EXERCISE DESCRIPTION:
Copy every line of the data exactly, leaving nothing out.

======== DATA TO USE ========

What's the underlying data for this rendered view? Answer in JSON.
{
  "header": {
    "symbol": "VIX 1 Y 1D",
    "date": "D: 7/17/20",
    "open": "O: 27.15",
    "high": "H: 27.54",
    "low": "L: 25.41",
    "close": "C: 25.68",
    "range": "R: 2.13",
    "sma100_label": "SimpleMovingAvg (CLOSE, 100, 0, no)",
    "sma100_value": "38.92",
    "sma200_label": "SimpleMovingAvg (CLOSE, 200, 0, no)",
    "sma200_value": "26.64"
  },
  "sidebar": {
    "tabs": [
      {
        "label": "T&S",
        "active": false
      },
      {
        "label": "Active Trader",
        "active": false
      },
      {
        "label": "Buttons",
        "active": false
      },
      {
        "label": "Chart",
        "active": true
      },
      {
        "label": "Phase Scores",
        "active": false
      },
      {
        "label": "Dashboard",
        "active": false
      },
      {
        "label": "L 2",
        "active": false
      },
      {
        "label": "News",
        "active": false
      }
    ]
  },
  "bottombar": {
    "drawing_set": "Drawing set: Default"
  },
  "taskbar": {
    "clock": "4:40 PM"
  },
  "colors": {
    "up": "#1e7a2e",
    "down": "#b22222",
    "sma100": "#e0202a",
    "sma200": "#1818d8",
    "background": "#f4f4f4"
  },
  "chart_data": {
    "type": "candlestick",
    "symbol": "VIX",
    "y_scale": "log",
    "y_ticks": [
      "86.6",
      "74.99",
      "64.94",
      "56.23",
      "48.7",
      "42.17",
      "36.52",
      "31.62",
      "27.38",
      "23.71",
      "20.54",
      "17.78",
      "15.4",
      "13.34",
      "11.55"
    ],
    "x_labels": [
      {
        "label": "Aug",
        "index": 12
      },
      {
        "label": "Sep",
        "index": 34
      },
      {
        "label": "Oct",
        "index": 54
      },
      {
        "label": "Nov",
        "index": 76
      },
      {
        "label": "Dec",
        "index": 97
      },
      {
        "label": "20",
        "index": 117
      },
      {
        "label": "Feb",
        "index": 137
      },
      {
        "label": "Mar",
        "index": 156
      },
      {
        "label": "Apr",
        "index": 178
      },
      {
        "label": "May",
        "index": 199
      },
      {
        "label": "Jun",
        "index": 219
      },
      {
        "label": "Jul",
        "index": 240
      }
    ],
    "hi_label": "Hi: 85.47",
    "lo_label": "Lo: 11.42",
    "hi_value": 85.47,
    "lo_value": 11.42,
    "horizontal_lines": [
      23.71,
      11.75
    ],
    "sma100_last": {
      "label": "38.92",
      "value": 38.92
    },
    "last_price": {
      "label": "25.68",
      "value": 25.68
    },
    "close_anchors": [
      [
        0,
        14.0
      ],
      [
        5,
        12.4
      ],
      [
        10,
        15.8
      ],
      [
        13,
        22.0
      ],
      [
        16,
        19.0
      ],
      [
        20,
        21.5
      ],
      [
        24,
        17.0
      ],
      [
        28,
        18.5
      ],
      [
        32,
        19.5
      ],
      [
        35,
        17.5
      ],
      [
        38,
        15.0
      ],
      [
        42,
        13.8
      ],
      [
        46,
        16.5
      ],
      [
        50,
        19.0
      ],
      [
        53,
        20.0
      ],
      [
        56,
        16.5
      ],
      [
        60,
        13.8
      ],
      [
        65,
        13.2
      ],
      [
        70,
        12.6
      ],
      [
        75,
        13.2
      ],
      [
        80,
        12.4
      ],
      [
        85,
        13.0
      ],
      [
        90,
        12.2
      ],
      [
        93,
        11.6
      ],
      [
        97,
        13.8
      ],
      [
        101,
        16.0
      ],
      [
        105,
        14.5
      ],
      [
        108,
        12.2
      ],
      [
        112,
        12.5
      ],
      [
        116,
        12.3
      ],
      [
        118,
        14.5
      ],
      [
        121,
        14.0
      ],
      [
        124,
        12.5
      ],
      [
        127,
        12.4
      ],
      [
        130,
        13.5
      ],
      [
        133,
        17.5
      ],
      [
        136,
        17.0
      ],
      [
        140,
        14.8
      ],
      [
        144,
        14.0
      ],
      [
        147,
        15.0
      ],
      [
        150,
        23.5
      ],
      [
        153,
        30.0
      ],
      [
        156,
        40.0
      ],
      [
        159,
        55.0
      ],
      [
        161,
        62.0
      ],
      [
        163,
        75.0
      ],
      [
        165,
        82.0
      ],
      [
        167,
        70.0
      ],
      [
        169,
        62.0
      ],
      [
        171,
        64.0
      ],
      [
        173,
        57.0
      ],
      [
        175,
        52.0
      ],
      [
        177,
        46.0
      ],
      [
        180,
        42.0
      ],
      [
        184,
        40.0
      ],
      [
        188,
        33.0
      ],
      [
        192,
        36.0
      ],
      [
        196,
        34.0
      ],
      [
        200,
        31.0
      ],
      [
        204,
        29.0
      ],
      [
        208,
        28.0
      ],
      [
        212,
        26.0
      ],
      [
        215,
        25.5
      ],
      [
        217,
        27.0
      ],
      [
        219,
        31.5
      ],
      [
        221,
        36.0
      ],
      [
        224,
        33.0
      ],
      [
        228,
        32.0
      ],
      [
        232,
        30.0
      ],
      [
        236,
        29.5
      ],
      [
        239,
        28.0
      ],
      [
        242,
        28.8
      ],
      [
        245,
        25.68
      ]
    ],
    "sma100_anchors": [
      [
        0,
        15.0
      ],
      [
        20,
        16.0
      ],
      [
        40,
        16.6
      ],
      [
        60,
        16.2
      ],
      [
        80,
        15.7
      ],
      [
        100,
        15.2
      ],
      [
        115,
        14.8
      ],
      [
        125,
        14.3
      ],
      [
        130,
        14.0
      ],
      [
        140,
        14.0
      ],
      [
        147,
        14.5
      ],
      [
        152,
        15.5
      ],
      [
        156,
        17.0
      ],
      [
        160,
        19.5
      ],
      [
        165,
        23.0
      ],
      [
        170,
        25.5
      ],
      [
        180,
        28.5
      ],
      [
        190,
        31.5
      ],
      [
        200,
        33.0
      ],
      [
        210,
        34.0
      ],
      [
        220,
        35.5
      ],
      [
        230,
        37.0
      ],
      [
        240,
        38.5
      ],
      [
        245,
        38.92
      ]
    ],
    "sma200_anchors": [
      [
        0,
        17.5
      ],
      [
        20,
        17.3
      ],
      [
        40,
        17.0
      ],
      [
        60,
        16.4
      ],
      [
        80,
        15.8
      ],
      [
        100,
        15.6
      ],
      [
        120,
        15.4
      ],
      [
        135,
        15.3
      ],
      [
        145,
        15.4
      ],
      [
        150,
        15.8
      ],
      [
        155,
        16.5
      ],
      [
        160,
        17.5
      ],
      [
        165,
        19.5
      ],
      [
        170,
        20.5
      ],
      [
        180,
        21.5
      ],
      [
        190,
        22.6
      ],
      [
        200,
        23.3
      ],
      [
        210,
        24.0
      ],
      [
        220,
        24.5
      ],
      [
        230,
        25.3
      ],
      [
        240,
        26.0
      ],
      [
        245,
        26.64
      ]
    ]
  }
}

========

SOLUTION TO THE EXERCISE:
What's the underlying data for this rendered view? Answer in JSON.
{
  "header": {
    "symbol": "VIX 1 Y 1D",
    "date": "D: 7/17/20",
    "open": "O: 27.15",
    "high": "H: 27.54",
    "low": "L: 25.41",
    "close": "C: 25.68",
    "range": "R: 2.13",
    "sma100_label": "SimpleMovingAvg (CLOSE, 100, 0, no)",
    "sma100_value": "38.92",
    "sma200_label": "SimpleMovingAvg (CLOSE, 200, 0, no)",
    "sma200_value": "26.64"
  },
  "sidebar": {
    "tabs": [
      {
        "label": "T&S",
        "active": false
      },
      {
        "label": "Active Trader",
        "active": false
      },
      {
        "label": "Buttons",
        "active": false
      },
      {
        "label": "Chart",
        "active": true
      },
      {
        "label": "Phase Scores",
        "active": false
      },
      {
        "label": "Dashboard",
        "active": false
      },
      {
        "label": "L 2",
        "active": false
      },
      {
        "label": "News",
        "active": false
      }
    ]
  },
  "bottombar": {
    "drawing_set": "Drawing set: Default"
  },
  "taskbar": {
    "clock": "4:40 PM"
  },
  "colors": {
    "up": "#1e7a2e",
    "down": "#b22222",
    "sma100": "#e0202a",
    "sma200": "#1818d8",
    "background": "#f4f4f4"
  },
  "chart_data": {
    "type": "candlestick",
    "symbol": "VIX",
    "y_scale": "log",
    "y_ticks": [
      "86.6",
      "74.99",
      "64.94",
      "56.23",
      "48.7",
      "42.17",
      "36.52",
      "31.62",
      "27.38",
      "23.71",
      "20.54",
      "17.78",
      "15.4",
      "13.34",
      "11.55"
    ],
    "x_labels": [
      {
        "label": "Aug",
        "index": 12
      },
      {
        "label": "Sep",
        "index": 34
      },
      {
        "label": "Oct",
        "index": 54
      },
      {
        "label": "Nov",
        "index": 76
      },
      {
        "label": "Dec",
        "index": 97
      },
      {
        "label": "20",
        "index": 117
      },
      {
        "label": "Feb",
        "index": 137
      },
      {
        "label": "Mar",
        "index": 156
      },
      {
        "label": "Apr",
        "index": 178
      },
      {
        "label": "May",
        "index": 199
      },
      {
        "label": "Jun",
        "index": 219
      },
      {
        "label": "Jul",
        "index": 240
      }
    ],
    "hi_label": "Hi: 85.47",
    "lo_label": "Lo: 11.42",
    "hi_value": 85.47,
    "lo_value": 11.42,
    "horizontal_lines": [
      23.71,
      11.75
    ],
    "sma100_last": {
      "label": "38.92",
      "value": 38.92
    },
    "last_price": {
      "label": "25.68",
      "value": 25.68
    },
    "close_anchors": [
      [
        0,
        14.0
      ],
      [
        5,
        12.4
      ],
      [
        10,
        15.8
      ],
      [
        13,
        22.0
      ],
      [
        16,
        19.0
      ],
      [
        20,
        21.5
      ],
      [
        24,
        17.0
      ],
      [
        28,
        18.5
      ],
      [
        32,
        19.5
      ],
      [
        35,
        17.5
      ],
      [
        38,
        15.0
      ],
      [
        42,
        13.8
      ],
      [
        46,
        16.5
      ],
      [
        50,
        19.0
      ],
      [
        53,
        20.0
      ],
      [
        56,
        16.5
      ],
      [
        60,
        13.8
      ],
      [
        65,
        13.2
      ],
      [
        70,
        12.6
      ],
      [
        75,
        13.2
      ],
      [
        80,
        12.4
      ],
      [
        85,
        13.0
      ],
      [
        90,
        12.2
      ],
      [
        93,
        11.6
      ],
      [
        97,
        13.8
      ],
      [
        101,
        16.0
      ],
      [
        105,
        14.5
      ],
      [
        108,
        12.2
      ],
      [
        112,
        12.5
      ],
      [
        116,
        12.3
      ],
      [
        118,
        14.5
      ],
      [
        121,
        14.0
      ],
      [
        124,
        12.5
      ],
      [
        127,
        12.4
      ],
      [
        130,
        13.5
      ],
      [
        133,
        17.5
      ],
      [
        136,
        17.0
      ],
      [
        140,
        14.8
      ],
      [
        144,
        14.0
      ],
      [
        147,
        15.0
      ],
      [
        150,
        23.5
      ],
      [
        153,
        30.0
      ],
      [
        156,
        40.0
      ],
      [
        159,
        55.0
      ],
      [
        161,
        62.0
      ],
      [
        163,
        75.0
      ],
      [
        165,
        82.0
      ],
      [
        167,
        70.0
      ],
      [
        169,
        62.0
      ],
      [
        171,
        64.0
      ],
      [
        173,
        57.0
      ],
      [
        175,
        52.0
      ],
      [
        177,
        46.0
      ],
      [
        180,
        42.0
      ],
      [
        184,
        40.0
      ],
      [
        188,
        33.0
      ],
      [
        192,
        36.0
      ],
      [
        196,
        34.0
      ],
      [
        200,
        31.0
      ],
      [
        204,
        29.0
      ],
      [
        208,
        28.0
      ],
      [
        212,
        26.0
      ],
      [
        215,
        25.5
      ],
      [
        217,
        27.0
      ],
      [
        219,
        31.5
      ],
      [
        221,
        36.0
      ],
      [
        224,
        33.0
      ],
      [
        228,
        32.0
      ],
      [
        232,
        30.0
      ],
      [
        236,
        29.5
      ],
      [
        239,
        28.0
      ],
      [
        242,
        28.8
      ],
      [
        245,
        25.68
      ]
    ],
    "sma100_anchors": [
      [
        0,
        15.0
      ],
      [
        20,
        16.0
      ],
      [
        40,
        16.6
      ],
      [
        60,
        16.2
      ],
      [
        80,
        15.7
      ],
      [
        100,
        15.2
      ],
      [
        115,
        14.8
      ],
      [
        125,
        14.3
      ],
      [
        130,
        14.0
      ],
      [
        140,
        14.0
      ],
      [
        147,
        14.5
      ],
      [
        152,
        15.5
      ],
      [
        156,
        17.0
      ],
      [
        160,
        19.5
      ],
      [
        165,
        23.0
      ],
      [
        170,
        25.5
      ],
      [
        180,
        28.5
      ],
      [
        190,
        31.5
      ],
      [
        200,
        33.0
      ],
      [
        210,
        34.0
      ],
      [
        220,
        35.5
      ],
      [
        230,
        37.0
      ],
      [
        240,
        38.5
      ],
      [
        245,
        38.92
      ]
    ],
    "sma200_anchors": [
      [
        0,
        17.5
      ],
      [
        20,
        17.3
      ],
      [
        40,
        17.0
      ],
      [
        60,
        16.4
      ],
      [
        80,
        15.8
      ],
      [
        100,
        15.6
      ],
      [
        120,
        15.4
      ],
      [
        135,
        15.3
      ],
      [
        145,
        15.4
      ],
      [
        150,
        15.8
      ],
      [
        155,
        16.5
      ],
      [
        160,
        17.5
      ],
      [
        165,
        19.5
      ],
      [
        170,
        20.5
      ],
      [
        180,
        21.5
      ],
      [
        190,
        22.6
      ],
      [
        200,
        23.3
      ],
      [
        210,
        24.0
      ],
      [
        220,
        24.5
      ],
      [
        230,
        25.3
      ],
      [
        240,
        26.0
      ],
      [
        245,
        26.64
      ]
    ]
  }
}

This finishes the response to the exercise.